Senegalese President Macky Sall describes the CFA franc as ‘a currency worth keeping’. Malian President Ibrahim Boubacar Keita said, ‘We have a stability envied by many.’ In fact, Mali has remained poverty-stricken for many years and can lay claim to have half the population living below the poverty line, malnutrition issues, lack of education, lack of access to clean water, one of the lowest literacy rates in the world, and conflict areas. In Côte d’Ivoire, Alassane Ouattara said that currency is ‘a matter for experts and not a subject for democratic debate’. He really knows his stuff. In 2011, his predecessor Gbagbo Laurent decided to part with the CFA franc and the then French President Sarkozy did not hesitate to bomb the country for 10 days (including the presidential palace in Abidjan). They let Ukrainian mercenaries in to attack a French military position so as to get a pretext to intervene militarily. The French managed to dislodge the elected president Gbagbo and replace him with Ouattara, a puppet from the International Monetary Fund.
Gbagbo’s government wanted also to build a third major bridge to link Abidjan’s business district (called Plateau) to the rest of the city, from which it’s separated by a lagoon. A French company quoted an astronomical price to be paid in Euro or U.S. dollars. A Chinese company offered to build the bridge at a third of the price, and the payment would be in cocoa beans, of which Côte d’Ivoire is the world’s largest producer. Unsurprisingly, France forbade the deal.
In fact, the requirement to use the CFA franc is only one of the shackles fastening the former colonies to France, as per the “Colonial Pact” signed by African leaders who gained power with France’s help at independence.
African governments are required to give preference to French companies in the field of public procurement. This means all projects with a need for foreign financing must be presented to French companies before any other party. No setting up of a tender procedure. African countries can deal with companies from other countries only if France is not interested in the project.

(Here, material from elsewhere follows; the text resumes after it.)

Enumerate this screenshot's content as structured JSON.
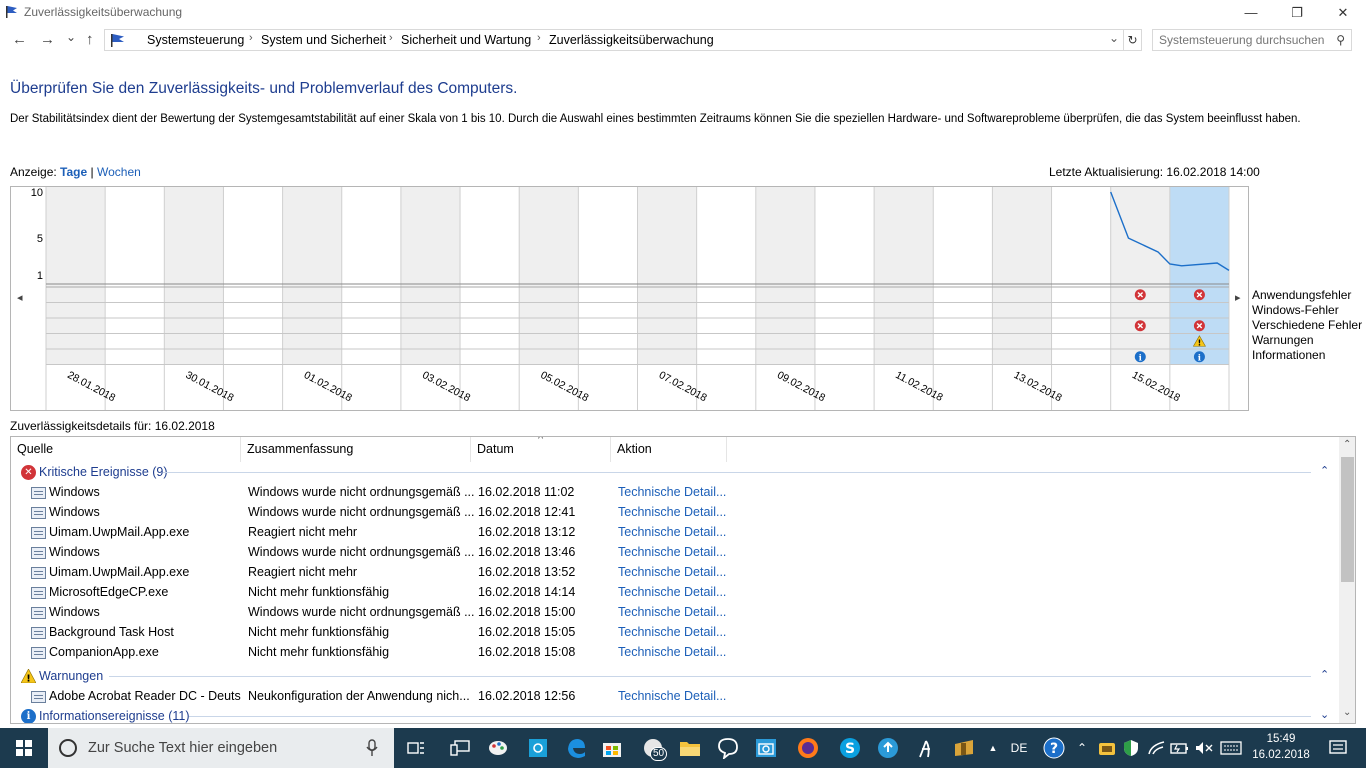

As a consequence, in the former colonies, all major economic assets are in French hands: water, electricity, telephony, air/land/maritime transportation, ports, banks. The same is for commerce, construction, and agriculture.
France has a first right to exploit any natural resource discovered on the territory of its former colonies. Also in this case, only after an explicit non-interest from France, they’re allowed to seek other partners.
The former colonies are forced to pay for the country’s infrastructure that France takes credit for building during colonization.
France has an exclusive right to supply equipment and training to African military officers and to intervene militarily and deploy troops permanently in its former colonies, which are prohibited from looking for any form of military cooperation and protection outside of that offered by the French government.
The EU has done little to nothing to address this foul neocolonial scheme. Yet the forced underdevelopment of African countries is the primary cause of migration – and today, nothing splits Europe as refugee policies do. Possibly, the European elites rather than allowing Africa to develop and give natives the opportunity to work in their countries and get a decent life, prefer to benefit from the migration business? Open-doors Chancellor Merkel, who has the Africans’ lot at heart, asked to transfer the CFA franc revenues from the French Treasury to the ECB. The French plunder of Africa would turn into an EU asset. A progressive proposal, right?